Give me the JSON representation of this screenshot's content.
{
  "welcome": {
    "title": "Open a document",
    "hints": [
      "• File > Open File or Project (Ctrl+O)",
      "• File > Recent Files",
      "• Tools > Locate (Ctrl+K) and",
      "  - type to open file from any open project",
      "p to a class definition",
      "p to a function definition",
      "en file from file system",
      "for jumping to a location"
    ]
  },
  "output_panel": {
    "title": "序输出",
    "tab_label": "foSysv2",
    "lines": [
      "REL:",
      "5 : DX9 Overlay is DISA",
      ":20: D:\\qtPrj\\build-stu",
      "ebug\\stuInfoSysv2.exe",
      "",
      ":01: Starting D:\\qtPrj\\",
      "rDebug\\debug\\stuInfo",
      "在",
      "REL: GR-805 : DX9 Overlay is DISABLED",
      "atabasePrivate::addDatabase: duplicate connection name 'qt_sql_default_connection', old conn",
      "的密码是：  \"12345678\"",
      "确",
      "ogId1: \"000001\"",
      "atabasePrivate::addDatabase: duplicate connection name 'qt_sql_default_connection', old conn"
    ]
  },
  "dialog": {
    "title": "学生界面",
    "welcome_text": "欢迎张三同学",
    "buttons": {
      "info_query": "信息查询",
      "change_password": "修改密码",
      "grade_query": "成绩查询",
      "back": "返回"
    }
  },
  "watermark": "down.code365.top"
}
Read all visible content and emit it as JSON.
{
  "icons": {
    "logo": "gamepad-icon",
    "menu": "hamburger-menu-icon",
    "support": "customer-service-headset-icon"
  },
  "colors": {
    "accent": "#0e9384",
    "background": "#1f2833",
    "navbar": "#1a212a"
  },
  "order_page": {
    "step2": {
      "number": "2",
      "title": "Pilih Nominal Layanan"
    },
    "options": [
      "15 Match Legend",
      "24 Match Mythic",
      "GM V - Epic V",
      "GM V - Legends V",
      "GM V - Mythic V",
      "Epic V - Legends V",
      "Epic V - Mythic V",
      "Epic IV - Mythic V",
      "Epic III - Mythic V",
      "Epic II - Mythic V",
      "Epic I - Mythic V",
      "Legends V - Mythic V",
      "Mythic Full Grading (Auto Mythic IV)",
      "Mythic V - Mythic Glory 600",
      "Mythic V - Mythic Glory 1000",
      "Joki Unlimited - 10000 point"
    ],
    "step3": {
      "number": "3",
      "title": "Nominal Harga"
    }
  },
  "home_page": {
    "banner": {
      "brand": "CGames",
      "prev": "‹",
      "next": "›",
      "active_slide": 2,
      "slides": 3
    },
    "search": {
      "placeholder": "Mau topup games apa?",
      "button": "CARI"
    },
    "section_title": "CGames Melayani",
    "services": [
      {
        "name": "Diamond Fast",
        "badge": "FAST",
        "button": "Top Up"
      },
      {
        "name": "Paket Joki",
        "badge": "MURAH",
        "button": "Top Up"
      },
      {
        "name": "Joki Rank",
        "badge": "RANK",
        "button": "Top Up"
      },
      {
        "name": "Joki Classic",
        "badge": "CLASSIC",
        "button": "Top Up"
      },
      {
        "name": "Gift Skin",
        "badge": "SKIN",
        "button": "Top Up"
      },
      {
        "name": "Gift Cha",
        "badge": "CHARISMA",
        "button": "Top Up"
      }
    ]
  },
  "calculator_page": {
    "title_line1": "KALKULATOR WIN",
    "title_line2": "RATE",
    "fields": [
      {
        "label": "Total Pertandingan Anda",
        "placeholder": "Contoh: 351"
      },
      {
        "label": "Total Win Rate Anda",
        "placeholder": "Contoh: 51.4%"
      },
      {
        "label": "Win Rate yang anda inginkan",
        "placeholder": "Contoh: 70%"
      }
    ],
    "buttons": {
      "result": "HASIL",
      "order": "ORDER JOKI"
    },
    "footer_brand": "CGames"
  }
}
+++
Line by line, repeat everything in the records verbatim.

RESPONSE =
Give me the JSON representation of this screenshot's content.
{
  "welcome": {
    "title": "Open a document",
    "hints": [
      "• File > Open File or Project (Ctrl+O)",
      "• File > Recent Files",
      "• Tools > Locate (Ctrl+K) and",
      "  - type to open file from any open project",
      "p to a class definition",
      "p to a function definition",
      "en file from file system",
      "for jumping to a location"
    ]
  },
  "output_panel": {
    "title": "序输出",
    "tab_label": "foSysv2",
    "lines": [
      "REL:",
      "5 : DX9 Overlay is DISA",
      ":20: D:\\qtPrj\\build-stu",
      "ebug\\stuInfoSysv2.exe",
      "",
      ":01: Starting D:\\qtPrj\\",
      "rDebug\\debug\\stuInfo",
      "在",
      "REL: GR-805 : DX9 Overlay is DISABLED",
      "atabasePrivate::addDatabase: duplicate connection name 'qt_sql_default_connection', old conn",
      "的密码是：  \"12345678\"",
      "确",
      "ogId1: \"000001\"",
      "atabasePrivate::addDatabase: duplicate connection name 'qt_sql_default_connection', old conn"
    ]
  },
  "dialog": {
    "title": "学生界面",
    "welcome_text": "欢迎张三同学",
    "buttons": {
      "info_query": "信息查询",
      "change_password": "修改密码",
      "grade_query": "成绩查询",
      "back": "返回"
    }
  },
  "watermark": "down.code365.top"
}
Read all visible content and emit it as JSON.
{
  "icons": {
    "logo": "gamepad-icon",
    "menu": "hamburger-menu-icon",
    "support": "customer-service-headset-icon"
  },
  "colors": {
    "accent": "#0e9384",
    "background": "#1f2833",
    "navbar": "#1a212a"
  },
  "order_page": {
    "step2": {
      "number": "2",
      "title": "Pilih Nominal Layanan"
    },
    "options": [
      "15 Match Legend",
      "24 Match Mythic",
      "GM V - Epic V",
      "GM V - Legends V",
      "GM V - Mythic V",
      "Epic V - Legends V",
      "Epic V - Mythic V",
      "Epic IV - Mythic V",
      "Epic III - Mythic V",
      "Epic II - Mythic V",
      "Epic I - Mythic V",
      "Legends V - Mythic V",
      "Mythic Full Grading (Auto Mythic IV)",
      "Mythic V - Mythic Glory 600",
      "Mythic V - Mythic Glory 1000",
      "Joki Unlimited - 10000 point"
    ],
    "step3": {
      "number": "3",
      "title": "Nominal Harga"
    }
  },
  "home_page": {
    "banner": {
      "brand": "CGames",
      "prev": "‹",
      "next": "›",
      "active_slide": 2,
      "slides": 3
    },
    "search": {
      "placeholder": "Mau topup games apa?",
      "button": "CARI"
    },
    "section_title": "CGames Melayani",
    "services": [
      {
        "name": "Diamond Fast",
        "badge": "FAST",
        "button": "Top Up"
      },
      {
        "name": "Paket Joki",
        "badge": "MURAH",
        "button": "Top Up"
      },
      {
        "name": "Joki Rank",
        "badge": "RANK",
        "button": "Top Up"
      },
      {
        "name": "Joki Classic",
        "badge": "CLASSIC",
        "button": "Top Up"
      },
      {
        "name": "Gift Skin",
        "badge": "SKIN",
        "button": "Top Up"
      },
      {
        "name": "Gift Cha",
        "badge": "CHARISMA",
        "button": "Top Up"
      }
    ]
  },
  "calculator_page": {
    "title_line1": "KALKULATOR WIN",
    "title_line2": "RATE",
    "fields": [
      {
        "label": "Total Pertandingan Anda",
        "placeholder": "Contoh: 351"
      },
      {
        "label": "Total Win Rate Anda",
        "placeholder": "Contoh: 51.4%"
      },
      {
        "label": "Win Rate yang anda inginkan",
        "placeholder": "Contoh: 70%"
      }
    ],
    "buttons": {
      "result": "HASIL",
      "order": "ORDER JOKI"
    },
    "footer_brand": "CGames"
  }
}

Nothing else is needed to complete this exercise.